- Work to complete
Pull every line containing "Windows" from the entries.

(Entries from a dataset of interfaces)
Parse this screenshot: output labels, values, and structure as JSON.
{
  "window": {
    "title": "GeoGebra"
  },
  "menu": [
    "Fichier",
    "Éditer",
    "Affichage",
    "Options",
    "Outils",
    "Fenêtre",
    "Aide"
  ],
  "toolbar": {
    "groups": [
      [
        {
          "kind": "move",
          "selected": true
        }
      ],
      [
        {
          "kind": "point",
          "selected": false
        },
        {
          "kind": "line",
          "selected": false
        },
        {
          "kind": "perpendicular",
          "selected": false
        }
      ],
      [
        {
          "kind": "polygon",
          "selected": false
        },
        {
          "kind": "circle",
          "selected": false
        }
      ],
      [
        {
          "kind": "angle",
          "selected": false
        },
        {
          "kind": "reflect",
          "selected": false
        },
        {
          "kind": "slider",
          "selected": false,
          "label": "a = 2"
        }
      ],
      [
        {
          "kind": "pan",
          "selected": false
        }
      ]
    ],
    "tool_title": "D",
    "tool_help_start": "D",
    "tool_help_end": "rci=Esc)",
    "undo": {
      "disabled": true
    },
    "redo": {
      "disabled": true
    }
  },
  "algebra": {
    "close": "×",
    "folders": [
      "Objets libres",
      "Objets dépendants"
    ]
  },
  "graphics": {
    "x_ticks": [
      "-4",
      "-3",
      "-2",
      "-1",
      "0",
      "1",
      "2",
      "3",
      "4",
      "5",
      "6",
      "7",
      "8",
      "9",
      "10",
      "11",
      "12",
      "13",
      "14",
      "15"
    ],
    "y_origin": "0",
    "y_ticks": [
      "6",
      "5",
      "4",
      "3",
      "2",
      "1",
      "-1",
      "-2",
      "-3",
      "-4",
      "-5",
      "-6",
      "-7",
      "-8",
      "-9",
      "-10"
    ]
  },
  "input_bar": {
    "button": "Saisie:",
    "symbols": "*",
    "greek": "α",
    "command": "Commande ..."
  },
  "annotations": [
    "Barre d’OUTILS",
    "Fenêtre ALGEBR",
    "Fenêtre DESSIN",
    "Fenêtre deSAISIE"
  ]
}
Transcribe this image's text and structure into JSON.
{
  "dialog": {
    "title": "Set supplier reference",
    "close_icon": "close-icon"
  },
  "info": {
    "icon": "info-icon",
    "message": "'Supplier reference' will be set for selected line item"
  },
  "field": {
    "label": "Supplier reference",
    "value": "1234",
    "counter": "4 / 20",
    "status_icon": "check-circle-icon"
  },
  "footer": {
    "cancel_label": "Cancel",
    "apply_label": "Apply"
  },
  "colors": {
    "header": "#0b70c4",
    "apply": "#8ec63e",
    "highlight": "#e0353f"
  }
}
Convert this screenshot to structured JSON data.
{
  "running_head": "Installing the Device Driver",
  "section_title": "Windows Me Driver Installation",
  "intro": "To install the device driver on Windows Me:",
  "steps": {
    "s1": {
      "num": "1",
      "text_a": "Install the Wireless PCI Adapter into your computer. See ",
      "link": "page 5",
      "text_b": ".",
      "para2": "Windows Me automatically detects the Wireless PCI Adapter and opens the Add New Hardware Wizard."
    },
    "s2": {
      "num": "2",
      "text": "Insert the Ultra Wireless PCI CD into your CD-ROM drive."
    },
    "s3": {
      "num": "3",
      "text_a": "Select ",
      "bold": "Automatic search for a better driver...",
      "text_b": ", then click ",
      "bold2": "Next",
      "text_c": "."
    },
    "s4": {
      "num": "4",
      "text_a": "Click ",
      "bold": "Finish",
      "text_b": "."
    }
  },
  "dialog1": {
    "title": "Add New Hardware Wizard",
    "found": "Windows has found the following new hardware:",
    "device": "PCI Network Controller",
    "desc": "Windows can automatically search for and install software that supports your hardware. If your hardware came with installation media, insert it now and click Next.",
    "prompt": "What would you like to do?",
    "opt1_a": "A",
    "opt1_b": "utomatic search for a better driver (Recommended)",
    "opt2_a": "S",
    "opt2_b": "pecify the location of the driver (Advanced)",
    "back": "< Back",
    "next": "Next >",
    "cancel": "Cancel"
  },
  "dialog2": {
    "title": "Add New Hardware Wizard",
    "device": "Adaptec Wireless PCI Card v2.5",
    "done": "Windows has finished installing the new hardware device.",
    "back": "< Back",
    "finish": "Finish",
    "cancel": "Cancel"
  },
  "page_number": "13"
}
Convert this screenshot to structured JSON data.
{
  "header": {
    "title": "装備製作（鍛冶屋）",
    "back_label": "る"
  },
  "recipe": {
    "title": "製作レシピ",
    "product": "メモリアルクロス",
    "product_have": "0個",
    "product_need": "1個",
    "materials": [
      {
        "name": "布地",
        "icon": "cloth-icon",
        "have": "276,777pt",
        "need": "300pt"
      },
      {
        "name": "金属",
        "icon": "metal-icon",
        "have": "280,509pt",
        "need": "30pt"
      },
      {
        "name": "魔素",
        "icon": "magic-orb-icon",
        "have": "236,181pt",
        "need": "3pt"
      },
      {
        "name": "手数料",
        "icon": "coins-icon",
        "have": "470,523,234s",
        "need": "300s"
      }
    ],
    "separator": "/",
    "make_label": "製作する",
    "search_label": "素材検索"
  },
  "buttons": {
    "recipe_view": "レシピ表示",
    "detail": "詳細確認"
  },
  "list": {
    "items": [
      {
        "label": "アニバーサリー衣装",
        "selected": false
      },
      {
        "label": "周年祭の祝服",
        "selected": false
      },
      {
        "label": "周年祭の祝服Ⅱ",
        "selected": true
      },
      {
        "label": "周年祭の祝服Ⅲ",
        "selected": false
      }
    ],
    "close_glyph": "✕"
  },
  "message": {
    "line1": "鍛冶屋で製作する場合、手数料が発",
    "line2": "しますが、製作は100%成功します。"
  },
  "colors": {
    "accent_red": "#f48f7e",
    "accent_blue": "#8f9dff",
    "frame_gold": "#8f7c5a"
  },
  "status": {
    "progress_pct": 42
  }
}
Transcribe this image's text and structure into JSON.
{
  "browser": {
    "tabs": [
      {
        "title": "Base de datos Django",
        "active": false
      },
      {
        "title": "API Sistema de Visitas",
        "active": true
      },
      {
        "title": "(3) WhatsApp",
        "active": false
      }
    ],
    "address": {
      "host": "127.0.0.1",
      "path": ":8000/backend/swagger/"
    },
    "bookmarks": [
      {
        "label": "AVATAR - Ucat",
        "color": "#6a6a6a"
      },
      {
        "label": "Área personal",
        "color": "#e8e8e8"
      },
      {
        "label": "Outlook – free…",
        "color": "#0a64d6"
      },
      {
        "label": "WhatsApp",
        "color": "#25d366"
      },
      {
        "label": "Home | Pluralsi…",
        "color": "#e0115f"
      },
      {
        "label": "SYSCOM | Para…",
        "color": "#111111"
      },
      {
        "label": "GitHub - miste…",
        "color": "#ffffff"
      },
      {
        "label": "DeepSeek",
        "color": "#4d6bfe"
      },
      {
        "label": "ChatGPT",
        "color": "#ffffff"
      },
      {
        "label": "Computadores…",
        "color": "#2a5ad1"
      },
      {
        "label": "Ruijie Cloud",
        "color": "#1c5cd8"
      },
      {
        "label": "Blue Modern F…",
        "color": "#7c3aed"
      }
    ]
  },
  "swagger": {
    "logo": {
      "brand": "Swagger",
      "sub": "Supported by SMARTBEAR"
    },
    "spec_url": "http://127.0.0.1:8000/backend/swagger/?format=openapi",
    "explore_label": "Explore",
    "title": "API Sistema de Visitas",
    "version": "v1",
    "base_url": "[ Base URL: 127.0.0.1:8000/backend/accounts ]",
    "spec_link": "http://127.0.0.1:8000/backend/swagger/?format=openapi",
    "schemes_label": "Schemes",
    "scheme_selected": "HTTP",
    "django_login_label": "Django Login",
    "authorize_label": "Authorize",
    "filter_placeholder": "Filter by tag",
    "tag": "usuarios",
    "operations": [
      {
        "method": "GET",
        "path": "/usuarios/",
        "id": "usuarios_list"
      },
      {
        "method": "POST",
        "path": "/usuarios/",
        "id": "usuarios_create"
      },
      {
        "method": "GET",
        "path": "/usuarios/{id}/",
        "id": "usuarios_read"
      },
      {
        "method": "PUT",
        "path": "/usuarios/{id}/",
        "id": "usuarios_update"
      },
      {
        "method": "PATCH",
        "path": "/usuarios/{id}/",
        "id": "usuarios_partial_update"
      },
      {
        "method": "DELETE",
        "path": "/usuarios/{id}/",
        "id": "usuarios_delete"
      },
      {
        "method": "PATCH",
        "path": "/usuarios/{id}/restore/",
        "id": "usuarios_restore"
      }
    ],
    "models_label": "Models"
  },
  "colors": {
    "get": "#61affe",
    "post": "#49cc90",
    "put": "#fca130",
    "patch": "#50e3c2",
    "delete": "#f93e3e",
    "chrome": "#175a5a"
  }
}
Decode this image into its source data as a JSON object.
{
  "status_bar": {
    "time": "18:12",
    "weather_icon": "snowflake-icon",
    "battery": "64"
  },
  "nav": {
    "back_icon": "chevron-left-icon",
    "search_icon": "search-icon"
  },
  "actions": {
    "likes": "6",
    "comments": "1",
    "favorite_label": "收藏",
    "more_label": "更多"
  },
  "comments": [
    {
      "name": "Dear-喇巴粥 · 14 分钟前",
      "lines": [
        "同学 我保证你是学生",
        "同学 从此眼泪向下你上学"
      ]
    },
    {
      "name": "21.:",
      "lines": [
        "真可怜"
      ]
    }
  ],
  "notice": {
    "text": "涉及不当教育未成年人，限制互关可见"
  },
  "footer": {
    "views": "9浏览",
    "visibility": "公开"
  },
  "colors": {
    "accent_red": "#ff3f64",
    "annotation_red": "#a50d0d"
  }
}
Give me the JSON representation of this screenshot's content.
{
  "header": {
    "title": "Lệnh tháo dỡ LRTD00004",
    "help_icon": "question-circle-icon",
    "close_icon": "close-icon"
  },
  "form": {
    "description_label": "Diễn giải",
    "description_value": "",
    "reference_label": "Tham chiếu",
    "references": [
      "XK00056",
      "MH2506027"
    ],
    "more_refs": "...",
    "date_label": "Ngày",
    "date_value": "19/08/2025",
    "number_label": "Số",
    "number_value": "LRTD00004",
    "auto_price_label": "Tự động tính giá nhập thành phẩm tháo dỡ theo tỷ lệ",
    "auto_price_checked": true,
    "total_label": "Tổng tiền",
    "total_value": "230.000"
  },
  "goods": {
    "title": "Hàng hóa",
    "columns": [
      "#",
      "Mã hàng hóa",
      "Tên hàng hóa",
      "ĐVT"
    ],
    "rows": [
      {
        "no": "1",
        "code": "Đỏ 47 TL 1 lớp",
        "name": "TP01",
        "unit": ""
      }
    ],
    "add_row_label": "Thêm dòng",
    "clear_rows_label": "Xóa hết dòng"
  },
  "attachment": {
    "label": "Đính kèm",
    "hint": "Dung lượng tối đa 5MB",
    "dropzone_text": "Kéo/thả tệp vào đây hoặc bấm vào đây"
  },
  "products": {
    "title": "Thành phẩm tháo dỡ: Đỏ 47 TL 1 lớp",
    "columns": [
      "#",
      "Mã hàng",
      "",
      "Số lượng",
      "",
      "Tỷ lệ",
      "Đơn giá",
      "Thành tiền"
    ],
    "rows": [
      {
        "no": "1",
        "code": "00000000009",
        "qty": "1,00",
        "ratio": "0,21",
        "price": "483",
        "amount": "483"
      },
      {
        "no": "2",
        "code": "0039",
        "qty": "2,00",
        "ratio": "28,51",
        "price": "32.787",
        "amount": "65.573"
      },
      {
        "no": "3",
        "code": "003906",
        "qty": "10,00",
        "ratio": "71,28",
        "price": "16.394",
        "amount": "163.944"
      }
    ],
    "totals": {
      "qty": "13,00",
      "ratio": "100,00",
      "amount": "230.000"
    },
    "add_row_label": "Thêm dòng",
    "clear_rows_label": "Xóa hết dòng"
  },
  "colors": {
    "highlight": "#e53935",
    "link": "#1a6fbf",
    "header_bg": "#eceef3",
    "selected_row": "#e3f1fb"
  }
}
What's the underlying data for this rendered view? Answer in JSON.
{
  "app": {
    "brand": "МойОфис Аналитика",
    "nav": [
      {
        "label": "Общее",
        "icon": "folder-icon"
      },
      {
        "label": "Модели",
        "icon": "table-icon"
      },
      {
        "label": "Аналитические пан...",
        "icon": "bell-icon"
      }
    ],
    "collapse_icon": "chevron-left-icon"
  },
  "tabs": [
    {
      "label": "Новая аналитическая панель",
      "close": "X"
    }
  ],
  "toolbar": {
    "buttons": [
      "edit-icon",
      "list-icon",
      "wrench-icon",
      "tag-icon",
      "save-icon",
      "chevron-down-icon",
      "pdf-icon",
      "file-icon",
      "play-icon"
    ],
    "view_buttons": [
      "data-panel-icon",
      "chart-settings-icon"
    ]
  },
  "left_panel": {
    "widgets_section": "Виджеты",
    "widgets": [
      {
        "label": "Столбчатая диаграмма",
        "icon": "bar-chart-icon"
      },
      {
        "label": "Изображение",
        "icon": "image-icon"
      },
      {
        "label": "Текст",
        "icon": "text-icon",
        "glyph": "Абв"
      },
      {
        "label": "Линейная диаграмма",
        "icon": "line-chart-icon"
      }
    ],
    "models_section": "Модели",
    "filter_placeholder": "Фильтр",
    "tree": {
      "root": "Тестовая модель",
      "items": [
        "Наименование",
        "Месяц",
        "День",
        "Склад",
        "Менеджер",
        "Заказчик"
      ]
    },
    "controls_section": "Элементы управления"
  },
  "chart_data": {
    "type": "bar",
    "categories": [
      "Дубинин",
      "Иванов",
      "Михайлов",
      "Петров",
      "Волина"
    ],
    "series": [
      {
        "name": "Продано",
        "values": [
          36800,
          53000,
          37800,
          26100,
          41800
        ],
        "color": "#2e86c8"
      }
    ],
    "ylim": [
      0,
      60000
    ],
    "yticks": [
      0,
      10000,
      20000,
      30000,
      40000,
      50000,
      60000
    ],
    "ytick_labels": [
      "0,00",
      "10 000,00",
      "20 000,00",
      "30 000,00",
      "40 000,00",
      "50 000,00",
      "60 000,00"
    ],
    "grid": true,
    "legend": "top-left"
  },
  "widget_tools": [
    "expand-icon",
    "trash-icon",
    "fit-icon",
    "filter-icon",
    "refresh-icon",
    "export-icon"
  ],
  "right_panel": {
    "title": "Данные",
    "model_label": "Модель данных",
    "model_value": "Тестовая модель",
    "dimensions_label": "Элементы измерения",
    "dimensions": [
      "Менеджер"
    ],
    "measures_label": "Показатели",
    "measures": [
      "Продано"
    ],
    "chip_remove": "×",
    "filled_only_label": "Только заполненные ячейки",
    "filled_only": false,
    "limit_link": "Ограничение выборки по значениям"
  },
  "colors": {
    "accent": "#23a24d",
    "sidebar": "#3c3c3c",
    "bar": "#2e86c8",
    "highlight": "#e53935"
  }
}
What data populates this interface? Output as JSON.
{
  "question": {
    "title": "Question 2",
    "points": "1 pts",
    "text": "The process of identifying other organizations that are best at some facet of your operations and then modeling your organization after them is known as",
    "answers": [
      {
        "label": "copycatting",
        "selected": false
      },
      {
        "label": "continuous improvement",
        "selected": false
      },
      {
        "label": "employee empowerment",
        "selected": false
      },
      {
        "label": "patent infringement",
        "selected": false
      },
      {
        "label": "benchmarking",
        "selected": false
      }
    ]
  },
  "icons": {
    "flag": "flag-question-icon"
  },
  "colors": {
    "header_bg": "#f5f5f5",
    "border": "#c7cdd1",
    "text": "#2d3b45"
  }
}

- Exercise answer
  "section_title": "Windows Me Driver Installation",
  "intro": "To install the device driver on Windows Me:",
      "para2": "Windows Me automatically detects the Wireless PCI Adapter and opens the Add New Hardware Wizard."
    "found": "Windows has found the following new hardware:",
    "desc": "Windows can automatically search for and install software that supports your hardware. If your hardware came with installation media, insert it now and click Next.",
    "done": "Windows has finished installing the new hardware device.",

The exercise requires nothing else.